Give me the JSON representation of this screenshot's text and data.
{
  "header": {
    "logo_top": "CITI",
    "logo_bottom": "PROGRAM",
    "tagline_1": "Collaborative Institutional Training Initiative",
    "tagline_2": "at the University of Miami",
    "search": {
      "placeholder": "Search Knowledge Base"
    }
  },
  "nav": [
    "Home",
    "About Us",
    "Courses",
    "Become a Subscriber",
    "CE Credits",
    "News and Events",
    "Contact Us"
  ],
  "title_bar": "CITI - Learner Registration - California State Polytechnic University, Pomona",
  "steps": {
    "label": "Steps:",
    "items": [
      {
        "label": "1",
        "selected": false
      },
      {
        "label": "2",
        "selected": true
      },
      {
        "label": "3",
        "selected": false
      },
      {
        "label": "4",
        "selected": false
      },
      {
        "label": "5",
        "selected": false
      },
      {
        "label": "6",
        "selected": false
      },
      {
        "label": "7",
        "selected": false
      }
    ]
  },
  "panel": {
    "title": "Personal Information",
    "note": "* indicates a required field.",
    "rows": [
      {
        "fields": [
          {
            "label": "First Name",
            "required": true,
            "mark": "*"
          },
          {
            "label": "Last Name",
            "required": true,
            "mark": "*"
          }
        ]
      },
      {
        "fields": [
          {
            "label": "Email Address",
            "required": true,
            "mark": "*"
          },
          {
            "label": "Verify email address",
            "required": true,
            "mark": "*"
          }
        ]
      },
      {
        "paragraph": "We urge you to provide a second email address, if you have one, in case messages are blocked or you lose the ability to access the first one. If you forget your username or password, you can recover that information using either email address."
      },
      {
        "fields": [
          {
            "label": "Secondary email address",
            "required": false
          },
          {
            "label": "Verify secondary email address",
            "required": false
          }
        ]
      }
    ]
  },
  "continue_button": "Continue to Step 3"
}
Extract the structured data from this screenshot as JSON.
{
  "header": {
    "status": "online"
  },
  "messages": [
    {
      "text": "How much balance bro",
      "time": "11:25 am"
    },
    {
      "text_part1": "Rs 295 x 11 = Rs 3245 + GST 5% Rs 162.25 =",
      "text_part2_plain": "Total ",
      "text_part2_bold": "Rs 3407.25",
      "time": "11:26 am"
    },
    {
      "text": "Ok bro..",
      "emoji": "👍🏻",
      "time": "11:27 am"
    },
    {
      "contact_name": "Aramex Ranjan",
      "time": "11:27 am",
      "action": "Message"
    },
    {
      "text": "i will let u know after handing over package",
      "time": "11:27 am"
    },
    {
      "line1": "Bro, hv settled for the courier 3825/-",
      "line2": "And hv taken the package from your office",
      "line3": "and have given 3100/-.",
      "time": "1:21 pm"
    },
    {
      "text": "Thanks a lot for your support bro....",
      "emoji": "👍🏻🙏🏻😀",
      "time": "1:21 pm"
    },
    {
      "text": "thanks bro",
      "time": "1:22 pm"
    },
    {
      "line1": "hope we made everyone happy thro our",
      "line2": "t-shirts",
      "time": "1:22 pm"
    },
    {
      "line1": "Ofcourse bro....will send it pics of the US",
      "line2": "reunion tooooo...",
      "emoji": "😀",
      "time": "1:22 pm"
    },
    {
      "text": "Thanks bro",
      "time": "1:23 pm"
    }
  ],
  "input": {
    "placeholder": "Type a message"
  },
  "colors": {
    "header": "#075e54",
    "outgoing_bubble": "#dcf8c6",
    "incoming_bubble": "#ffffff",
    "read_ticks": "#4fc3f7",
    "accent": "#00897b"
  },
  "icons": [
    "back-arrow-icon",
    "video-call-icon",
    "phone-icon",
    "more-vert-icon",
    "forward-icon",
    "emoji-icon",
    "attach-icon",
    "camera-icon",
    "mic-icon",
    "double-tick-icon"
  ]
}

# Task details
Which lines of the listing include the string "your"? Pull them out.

# Result
        "paragraph": "We urge you to provide a second email address, if you have one, in case messages are blocked or you lose the ability to access the first one. If you forget your username or password, you can recover that information using either email address."
      "line2": "And hv taken the package from your office",
      "text": "Thanks a lot for your support bro....",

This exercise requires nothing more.